We're a heavy technology-focused company. I’ll go with the technical here. Who do we invite? We invite all of our top leaders. We invite our CTO. We invite our director of invasion. We have a lot of people, our product team, as well as our heads of engineering. It's a brainstorm statute and we all get along great. We have a massive whiteboard here at our offices in Cherry Creek and we start spouting things off. Sometimes it looks like the beautiful mind on our board. Sometimes it looks like a complete scribble zone.
After every single one of those meetings, we leave with action items. You're going to go take a look at this company and this company and come back with ideas about how we could potentially incorporate something similar. You're going to go have a conversation with the stakeholders of our clients here to dig in and figure out what we're trying to accomplish for them. It's meeting after meeting with it. At the end of it, you come up with an actionable, manageable game plan to attack that issue, whether it's integrating a partner, building the technology and it goes piece by piece. 3, 6, 9, 12 months later, you have the basis for the solving of your problem.
In many cases, I’ll hear somebody say, “You should have good financials.” You go, “Thanks for that. I should be taller too.” “What does that mean? How do you apply it?” For you, as you're going through and working with the company and so on, we all often find inspiration from a quote. Is there a quote that you find meaningful or close to your heart that you like?

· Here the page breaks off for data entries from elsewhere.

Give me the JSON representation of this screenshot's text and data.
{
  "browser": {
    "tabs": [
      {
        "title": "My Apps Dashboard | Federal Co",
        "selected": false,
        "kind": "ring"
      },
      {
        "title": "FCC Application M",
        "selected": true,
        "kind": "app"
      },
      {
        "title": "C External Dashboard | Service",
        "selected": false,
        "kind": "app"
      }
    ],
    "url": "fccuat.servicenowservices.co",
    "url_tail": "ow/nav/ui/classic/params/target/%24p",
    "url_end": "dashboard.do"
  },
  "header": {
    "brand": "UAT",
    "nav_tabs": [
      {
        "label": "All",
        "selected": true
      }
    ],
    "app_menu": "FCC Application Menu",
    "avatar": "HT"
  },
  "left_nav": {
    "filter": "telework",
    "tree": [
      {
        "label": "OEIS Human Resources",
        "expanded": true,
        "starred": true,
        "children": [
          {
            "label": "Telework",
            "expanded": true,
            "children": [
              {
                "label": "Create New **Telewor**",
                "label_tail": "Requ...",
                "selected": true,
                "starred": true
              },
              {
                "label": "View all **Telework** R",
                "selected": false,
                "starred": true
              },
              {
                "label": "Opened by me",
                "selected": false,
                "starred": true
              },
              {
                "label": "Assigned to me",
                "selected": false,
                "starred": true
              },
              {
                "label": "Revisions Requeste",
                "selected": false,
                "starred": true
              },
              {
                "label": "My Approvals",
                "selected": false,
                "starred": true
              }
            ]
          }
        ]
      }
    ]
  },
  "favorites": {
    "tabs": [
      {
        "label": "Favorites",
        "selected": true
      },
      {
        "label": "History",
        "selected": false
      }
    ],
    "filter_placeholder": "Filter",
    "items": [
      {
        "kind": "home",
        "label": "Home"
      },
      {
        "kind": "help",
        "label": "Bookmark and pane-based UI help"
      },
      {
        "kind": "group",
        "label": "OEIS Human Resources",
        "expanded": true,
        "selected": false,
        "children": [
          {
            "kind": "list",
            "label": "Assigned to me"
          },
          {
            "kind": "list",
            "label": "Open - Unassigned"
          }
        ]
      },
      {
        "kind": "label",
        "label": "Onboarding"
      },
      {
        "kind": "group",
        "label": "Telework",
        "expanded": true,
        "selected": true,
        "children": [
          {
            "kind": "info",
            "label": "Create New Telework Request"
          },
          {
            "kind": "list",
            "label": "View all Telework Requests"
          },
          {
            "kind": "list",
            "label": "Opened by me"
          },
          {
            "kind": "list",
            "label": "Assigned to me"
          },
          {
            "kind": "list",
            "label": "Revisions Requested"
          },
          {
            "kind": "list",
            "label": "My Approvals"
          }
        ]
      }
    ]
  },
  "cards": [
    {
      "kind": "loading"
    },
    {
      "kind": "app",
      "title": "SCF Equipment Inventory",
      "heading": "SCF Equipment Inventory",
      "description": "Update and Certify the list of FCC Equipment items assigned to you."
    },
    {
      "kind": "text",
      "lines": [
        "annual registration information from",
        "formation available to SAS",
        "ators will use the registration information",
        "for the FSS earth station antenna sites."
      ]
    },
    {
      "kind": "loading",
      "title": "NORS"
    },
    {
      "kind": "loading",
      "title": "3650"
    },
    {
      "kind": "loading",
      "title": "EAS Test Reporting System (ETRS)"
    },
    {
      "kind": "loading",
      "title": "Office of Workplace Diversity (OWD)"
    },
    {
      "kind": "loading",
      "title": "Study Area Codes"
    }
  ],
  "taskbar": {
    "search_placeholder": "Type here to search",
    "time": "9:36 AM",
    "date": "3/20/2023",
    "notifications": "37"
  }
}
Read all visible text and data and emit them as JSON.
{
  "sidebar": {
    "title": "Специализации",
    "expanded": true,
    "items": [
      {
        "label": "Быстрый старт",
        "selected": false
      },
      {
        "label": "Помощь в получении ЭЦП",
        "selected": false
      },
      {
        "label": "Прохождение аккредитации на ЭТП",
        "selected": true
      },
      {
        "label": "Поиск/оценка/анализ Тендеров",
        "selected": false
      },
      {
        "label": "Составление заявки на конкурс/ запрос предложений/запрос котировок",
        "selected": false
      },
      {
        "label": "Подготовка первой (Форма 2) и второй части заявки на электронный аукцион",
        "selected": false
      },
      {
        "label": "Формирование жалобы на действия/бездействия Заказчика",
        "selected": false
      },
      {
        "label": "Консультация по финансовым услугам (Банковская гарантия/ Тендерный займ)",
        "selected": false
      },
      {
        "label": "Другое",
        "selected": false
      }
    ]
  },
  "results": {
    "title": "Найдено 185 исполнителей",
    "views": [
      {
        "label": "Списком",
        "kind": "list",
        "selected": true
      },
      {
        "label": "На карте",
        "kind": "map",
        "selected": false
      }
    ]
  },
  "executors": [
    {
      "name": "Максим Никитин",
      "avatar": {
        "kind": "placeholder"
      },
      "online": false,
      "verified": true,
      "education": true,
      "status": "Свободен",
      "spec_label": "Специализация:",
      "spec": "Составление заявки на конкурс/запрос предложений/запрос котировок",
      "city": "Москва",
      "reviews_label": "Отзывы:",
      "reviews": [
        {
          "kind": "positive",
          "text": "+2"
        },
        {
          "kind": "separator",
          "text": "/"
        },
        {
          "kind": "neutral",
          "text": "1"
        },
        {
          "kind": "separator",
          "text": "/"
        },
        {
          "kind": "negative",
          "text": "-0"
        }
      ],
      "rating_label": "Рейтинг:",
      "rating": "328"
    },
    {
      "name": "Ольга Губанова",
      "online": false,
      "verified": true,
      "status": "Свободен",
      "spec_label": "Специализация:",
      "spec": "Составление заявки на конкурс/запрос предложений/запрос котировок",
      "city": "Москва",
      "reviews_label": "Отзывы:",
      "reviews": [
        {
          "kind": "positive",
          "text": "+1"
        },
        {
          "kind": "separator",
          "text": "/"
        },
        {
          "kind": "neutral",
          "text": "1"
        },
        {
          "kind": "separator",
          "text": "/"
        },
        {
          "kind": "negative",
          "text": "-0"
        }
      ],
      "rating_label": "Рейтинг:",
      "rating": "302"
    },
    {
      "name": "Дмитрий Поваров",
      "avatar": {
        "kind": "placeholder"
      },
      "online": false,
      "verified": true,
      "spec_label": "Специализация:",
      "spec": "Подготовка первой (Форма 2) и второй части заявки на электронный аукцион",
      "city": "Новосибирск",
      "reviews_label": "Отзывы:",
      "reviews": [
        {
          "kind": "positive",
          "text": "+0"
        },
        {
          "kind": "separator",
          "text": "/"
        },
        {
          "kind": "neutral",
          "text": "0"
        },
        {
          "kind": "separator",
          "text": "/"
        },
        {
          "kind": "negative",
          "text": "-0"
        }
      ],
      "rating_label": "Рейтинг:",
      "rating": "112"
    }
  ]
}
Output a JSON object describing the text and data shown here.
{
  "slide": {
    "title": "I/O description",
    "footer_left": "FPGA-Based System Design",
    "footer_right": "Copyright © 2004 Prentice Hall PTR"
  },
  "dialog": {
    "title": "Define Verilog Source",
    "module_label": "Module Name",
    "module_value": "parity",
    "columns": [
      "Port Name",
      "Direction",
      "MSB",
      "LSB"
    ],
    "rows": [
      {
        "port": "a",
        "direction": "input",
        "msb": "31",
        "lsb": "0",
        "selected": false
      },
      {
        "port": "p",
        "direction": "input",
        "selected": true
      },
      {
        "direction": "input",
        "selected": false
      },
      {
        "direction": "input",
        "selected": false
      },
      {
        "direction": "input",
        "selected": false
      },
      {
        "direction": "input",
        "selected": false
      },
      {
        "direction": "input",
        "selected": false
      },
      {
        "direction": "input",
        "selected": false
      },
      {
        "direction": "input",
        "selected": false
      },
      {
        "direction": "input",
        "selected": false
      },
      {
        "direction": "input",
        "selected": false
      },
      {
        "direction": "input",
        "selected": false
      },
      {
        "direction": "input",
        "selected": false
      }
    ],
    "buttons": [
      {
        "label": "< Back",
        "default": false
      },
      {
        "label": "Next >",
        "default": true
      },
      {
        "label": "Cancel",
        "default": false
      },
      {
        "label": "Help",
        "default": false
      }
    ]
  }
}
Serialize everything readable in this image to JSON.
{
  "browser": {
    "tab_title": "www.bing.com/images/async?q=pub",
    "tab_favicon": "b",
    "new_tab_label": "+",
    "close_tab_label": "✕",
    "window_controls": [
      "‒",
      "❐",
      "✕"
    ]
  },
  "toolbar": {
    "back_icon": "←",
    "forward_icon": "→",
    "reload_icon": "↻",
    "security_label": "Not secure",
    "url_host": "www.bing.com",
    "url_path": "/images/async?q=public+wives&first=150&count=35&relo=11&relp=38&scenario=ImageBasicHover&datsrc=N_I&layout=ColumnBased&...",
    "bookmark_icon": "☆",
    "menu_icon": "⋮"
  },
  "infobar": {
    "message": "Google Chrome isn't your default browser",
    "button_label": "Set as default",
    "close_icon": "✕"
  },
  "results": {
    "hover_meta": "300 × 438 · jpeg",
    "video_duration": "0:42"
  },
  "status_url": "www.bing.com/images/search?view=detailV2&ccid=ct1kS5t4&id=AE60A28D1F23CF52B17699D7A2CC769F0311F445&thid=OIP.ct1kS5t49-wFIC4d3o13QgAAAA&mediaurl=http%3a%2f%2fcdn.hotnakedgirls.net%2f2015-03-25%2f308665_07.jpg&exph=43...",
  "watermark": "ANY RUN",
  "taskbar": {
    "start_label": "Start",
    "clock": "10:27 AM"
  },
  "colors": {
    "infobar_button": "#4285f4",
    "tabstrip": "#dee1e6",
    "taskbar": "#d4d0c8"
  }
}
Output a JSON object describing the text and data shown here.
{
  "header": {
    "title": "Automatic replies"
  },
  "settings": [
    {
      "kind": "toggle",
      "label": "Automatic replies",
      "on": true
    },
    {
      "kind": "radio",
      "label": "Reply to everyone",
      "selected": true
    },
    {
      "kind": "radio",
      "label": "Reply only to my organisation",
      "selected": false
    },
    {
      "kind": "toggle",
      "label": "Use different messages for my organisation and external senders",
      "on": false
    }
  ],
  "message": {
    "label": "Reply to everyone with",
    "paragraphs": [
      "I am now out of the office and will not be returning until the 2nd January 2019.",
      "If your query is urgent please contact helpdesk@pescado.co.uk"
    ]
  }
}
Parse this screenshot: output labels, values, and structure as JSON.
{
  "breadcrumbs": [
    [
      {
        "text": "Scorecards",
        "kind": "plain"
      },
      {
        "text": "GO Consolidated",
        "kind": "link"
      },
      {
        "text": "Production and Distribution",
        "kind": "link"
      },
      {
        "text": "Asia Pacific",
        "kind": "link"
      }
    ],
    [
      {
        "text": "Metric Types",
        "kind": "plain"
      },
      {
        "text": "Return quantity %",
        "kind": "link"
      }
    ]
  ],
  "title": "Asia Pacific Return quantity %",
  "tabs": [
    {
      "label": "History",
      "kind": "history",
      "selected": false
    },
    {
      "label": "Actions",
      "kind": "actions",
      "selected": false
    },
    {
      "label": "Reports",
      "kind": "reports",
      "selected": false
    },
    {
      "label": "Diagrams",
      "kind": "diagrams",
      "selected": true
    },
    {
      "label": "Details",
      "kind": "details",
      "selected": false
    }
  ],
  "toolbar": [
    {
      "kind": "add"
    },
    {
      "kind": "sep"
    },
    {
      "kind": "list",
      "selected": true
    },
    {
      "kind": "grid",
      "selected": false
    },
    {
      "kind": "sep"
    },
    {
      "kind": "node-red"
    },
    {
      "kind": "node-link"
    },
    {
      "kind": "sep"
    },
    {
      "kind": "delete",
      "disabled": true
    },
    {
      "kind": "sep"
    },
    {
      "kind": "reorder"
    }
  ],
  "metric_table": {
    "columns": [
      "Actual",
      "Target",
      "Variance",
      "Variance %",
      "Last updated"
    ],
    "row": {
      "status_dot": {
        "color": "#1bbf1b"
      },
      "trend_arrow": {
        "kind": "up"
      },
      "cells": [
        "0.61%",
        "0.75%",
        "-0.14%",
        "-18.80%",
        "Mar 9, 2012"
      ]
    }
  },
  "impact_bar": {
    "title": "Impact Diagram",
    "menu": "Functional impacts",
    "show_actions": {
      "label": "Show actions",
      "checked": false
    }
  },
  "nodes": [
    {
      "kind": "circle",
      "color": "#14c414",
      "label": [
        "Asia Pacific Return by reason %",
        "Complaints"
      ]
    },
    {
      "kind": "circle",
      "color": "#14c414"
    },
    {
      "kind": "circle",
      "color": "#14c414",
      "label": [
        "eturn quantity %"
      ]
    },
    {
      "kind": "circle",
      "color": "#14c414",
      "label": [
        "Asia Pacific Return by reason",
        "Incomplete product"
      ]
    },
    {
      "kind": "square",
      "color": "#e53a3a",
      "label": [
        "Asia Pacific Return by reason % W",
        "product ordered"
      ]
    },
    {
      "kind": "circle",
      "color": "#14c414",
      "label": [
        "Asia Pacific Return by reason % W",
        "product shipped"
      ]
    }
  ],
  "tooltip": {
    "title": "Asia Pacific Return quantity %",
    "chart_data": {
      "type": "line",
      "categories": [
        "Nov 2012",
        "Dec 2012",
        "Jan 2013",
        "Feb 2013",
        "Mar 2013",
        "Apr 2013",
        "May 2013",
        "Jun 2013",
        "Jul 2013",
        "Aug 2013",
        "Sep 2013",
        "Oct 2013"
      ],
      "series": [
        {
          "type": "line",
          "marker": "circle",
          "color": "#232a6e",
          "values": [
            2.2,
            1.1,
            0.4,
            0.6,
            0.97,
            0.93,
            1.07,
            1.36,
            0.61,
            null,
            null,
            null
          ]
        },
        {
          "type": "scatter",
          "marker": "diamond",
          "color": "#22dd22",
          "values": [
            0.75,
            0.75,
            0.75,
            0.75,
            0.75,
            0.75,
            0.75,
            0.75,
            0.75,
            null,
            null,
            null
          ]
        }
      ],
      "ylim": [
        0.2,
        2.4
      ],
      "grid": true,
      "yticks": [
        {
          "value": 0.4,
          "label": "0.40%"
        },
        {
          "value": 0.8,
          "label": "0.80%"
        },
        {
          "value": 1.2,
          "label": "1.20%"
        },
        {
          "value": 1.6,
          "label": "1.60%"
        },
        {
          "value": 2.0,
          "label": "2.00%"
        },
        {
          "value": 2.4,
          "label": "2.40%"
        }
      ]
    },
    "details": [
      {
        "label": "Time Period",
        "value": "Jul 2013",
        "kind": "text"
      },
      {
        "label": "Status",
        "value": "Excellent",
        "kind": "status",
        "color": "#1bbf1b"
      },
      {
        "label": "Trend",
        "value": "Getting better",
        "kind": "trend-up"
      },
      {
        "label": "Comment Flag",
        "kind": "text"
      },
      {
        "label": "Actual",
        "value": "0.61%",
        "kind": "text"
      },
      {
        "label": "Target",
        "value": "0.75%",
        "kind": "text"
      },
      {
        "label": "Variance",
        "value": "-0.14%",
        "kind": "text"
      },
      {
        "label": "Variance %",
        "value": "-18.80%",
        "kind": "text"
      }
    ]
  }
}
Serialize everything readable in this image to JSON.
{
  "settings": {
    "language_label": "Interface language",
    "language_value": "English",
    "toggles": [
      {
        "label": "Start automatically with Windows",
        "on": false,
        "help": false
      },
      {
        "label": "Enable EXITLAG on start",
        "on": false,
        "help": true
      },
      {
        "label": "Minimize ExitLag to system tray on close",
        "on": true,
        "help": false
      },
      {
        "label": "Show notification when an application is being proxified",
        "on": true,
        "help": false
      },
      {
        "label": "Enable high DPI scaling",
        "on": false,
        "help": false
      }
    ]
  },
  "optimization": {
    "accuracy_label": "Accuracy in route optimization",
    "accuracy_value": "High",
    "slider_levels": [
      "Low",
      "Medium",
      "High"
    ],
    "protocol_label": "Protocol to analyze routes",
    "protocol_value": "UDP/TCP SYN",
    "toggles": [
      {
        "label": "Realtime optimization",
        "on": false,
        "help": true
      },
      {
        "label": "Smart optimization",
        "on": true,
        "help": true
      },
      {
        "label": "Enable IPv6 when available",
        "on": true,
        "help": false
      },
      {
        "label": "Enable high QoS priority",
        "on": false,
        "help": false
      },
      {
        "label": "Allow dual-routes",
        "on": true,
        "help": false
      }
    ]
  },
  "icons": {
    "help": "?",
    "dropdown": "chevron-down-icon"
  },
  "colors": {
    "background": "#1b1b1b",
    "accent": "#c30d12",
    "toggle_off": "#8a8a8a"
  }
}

My quote that I always run with is, “Think big, start small, scale fast.” One of my early mentors instilled this in me. Now it has become the basis for how I look at every product or business that I launch. Have massive vision...